The project will suit a highly motivated conservation researcher who is keen to work at the interface of ecological and social sciences. You should have obtained, or be about to obtain, a First or Upper Second Class UK Honours degree, or the equivalent qualifications gained outside the UK in a broadly relevant discipline. A Masters degree is desirable but not essential. Experience of working successfully in a research or conservation environment and in partnership with stakeholders is desirable. You should be comfortable working with cats and their owners. You will need to have the ability to get to locations for fieldwork that may not be accessible by public transport. If English is not your first language you will need to have achieved at least 6.5  in IELTS and no less than 6.0 in any section by the start of the project.  Alternative tests may be acceptable (see http://www.exeter.ac.uk/postgraduate/apply/english/).

How to apply

In the application process you will be asked to upload several documents. 

• CV
• Letter of application (outlining your academic interests, prior research experience and reasons for wishing to undertake the project).
• Transcript(s) giving full details of subjects studied and grades/marks obtained (this should be an interim transcript if you are still studying)
• Names of two referees familiar with your academic work. You are not required to obtain references yourself. We will request references directly from your referees if you are shortlisted.
• If you are not a national of a majority English-speaking country you will need to submit evidence of your proficiency in English.

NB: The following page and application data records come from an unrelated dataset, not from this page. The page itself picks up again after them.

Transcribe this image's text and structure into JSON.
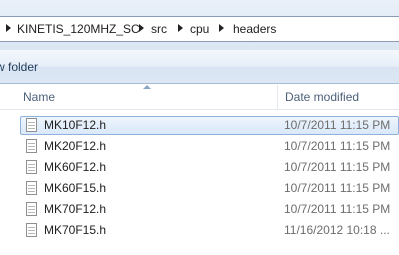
{
  "breadcrumb": {
    "items": [
      "KINETIS_120MHZ_SC",
      "src",
      "cpu",
      "headers"
    ]
  },
  "toolbar": {
    "new_folder_label": "w folder"
  },
  "columns": {
    "name": "Name",
    "date_modified": "Date modified"
  },
  "files": [
    {
      "name": "MK10F12.h",
      "date": "10/7/2011 11:15 PM",
      "selected": true
    },
    {
      "name": "MK20F12.h",
      "date": "10/7/2011 11:15 PM",
      "selected": false
    },
    {
      "name": "MK60F12.h",
      "date": "10/7/2011 11:15 PM",
      "selected": false
    },
    {
      "name": "MK60F15.h",
      "date": "10/7/2011 11:15 PM",
      "selected": false
    },
    {
      "name": "MK70F12.h",
      "date": "10/7/2011 11:15 PM",
      "selected": false
    },
    {
      "name": "MK70F15.h",
      "date": "11/16/2012 10:18 ...",
      "selected": false
    }
  ],
  "icons": {
    "breadcrumb_separator": "chevron-right-icon",
    "sort_indicator": "sort-ascending-icon",
    "file": "header-file-icon"
  },
  "colors": {
    "selection_border": "#8fb2dc",
    "selection_fill": "#d9e8fa",
    "toolbar_text": "#1e3b5a",
    "header_text": "#4c607a"
  }
}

The closing date for applications is midnight on 20 January 2018. Interviews will be held on the University of Exeter Penryn Campus on February 6th 2019.

If you have any general enquiries about the application process please email stemm-pgr-admissions@exeter.ac.uk or phone +44 (0)1392 722730 or +44 (0)1392 725150.  Project-specific queries should be directed to Professor Robbie McDonald r.mcdonald@exeter.ac.uk.

Summary

Application deadline:20th January 2019
Value:£14,777 per year for 3.5 years
Duration of award:per year
Contact: PGR Admissions Office +44 (0)1392 722730 / 5150 stemm-pgr-admissions@exeter.ac.uk